Robbie Ray was... particularly Ray-esque this afternoon, and you can take from his outing more or less whatever you want. He struck out eight batters in only five innings, so was clearly dominating! He allowed two runs in five, which is decent enough. He took 96 pitches for those frames, so that continues to be an issue. He also walked three, and if his strikeouts are up of late, so are those free passes: Dividing his season into two chunks of nine starts, in the first, he struck out 7.53 per nine innings, and walked 1.97. Over the last nine, the same figures are 9.45 K/9 and 5.01. That's bordering on the Cahill-esque, suggesting a lot of movement, and not much certainty about where the ball is going.
This came home to bite Ray in the fourth when a walk in between a pair of singles loaded the bases for the Cubs without anyone out. I guess Ray does deserve credit for escaping the jam with only one run being allowed, on an RBI groundout - he then struck out the next two, and this might also have been a case where the Cubs' tactic of batting the pitcher eighth, worked against them. However, cleaning up your own mess is hardly praiseworthy. Ray also gave up a solo home-run in the fifth, and that was the end of his day. At least the bullpen didn't implode this time, Randall Delgado, David Hernandez and Daniel Hudson each tossing a hitless inning of relief.

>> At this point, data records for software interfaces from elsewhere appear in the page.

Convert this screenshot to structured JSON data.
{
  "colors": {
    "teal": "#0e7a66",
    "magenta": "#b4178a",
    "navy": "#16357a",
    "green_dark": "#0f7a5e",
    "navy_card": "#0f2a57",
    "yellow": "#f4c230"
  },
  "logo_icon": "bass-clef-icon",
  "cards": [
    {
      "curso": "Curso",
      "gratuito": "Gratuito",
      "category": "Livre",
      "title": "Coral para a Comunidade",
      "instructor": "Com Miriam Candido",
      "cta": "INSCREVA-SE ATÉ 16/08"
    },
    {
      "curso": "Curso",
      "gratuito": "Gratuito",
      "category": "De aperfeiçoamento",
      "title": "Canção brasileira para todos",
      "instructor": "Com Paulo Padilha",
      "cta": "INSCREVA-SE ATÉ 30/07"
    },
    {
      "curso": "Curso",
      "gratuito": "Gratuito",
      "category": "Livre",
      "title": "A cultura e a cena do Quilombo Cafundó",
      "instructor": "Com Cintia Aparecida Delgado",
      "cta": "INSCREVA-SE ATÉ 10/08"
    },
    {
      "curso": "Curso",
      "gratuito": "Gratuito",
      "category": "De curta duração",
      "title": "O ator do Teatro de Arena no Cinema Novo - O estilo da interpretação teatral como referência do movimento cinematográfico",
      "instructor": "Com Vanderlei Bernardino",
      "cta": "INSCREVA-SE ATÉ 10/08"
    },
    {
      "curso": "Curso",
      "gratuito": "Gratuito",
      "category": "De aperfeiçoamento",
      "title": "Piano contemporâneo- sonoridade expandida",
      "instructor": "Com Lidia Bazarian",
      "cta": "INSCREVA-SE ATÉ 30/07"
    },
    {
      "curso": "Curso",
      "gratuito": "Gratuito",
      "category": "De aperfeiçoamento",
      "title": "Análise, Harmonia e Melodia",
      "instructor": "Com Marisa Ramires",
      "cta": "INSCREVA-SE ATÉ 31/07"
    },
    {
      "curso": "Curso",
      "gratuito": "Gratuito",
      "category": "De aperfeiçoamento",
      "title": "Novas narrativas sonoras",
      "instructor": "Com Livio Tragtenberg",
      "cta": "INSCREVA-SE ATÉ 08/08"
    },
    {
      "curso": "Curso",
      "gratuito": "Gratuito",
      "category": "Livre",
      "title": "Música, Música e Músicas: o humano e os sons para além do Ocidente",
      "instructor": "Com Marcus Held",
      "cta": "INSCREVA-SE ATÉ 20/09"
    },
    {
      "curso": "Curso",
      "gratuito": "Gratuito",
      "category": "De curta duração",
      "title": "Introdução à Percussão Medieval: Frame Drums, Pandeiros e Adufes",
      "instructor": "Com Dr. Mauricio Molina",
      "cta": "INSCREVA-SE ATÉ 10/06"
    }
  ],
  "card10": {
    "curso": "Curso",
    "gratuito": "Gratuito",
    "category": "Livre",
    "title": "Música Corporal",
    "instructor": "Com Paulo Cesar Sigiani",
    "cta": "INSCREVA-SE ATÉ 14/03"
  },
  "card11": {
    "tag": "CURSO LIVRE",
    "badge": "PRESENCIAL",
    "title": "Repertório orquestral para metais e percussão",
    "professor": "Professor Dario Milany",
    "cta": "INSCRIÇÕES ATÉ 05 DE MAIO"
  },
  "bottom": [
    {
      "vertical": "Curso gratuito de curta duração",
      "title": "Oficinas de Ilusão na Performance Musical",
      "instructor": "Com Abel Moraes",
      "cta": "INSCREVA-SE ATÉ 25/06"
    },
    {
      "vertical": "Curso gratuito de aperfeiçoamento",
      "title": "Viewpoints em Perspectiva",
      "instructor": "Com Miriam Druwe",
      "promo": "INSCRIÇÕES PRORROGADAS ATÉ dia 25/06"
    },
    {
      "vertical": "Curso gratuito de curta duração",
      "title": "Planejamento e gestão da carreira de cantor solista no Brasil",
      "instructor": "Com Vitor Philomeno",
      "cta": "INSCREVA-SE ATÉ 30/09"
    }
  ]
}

Arizona actually outhit Chicago 6-4 in this one, with two hits for Goldschmidt. The problem was in part the walks - we took none at all, to the Cubs four, partly the fact Salty's ground-rule double was the only one of our hits that went for extra bases, and partly the home team doing a better job of bunching their offense in the fourth inning. Yes, it was a defeat; however, after the massacre which was yesterday, this was at least a competitive game, with the D-backs never more than a bloop and a blast from tying things up, even if neither seemed likely. With the team now having lost 10 of their last 13 games, I'll take my meaningless victories where I can find them, thank you very much.
[Click for details, at fangraphs.com]
Jake Blues: Randall Delgado, +2.4%
Jake 'The Snake" Roberts: Ender Inciarte, -16.2%
Jake from State Farm: Brandon Drury, -13.1%
Couldn't even crack two hundred comments for this one. freeland1787 being the only person to crack twenty, ahead of JoeCB1991 and ford.williams.10. Also laboring into the weekend were: AzRattler, Clefo, GuruB, I suppose I'm a Pessimist, Jim McLennan, Makakilo, MrMrrbi, gamepass, hotclaws, onedotfive and shoewizard. Nothing received more than two recs, so I'm with-holding Comment of the Thread again. It may never be awarded until we win again, which currently seems like it could be quite a while. Series finale tomorrow, as we turn to Rubby De La Rosa to try and help us avoid the sweep.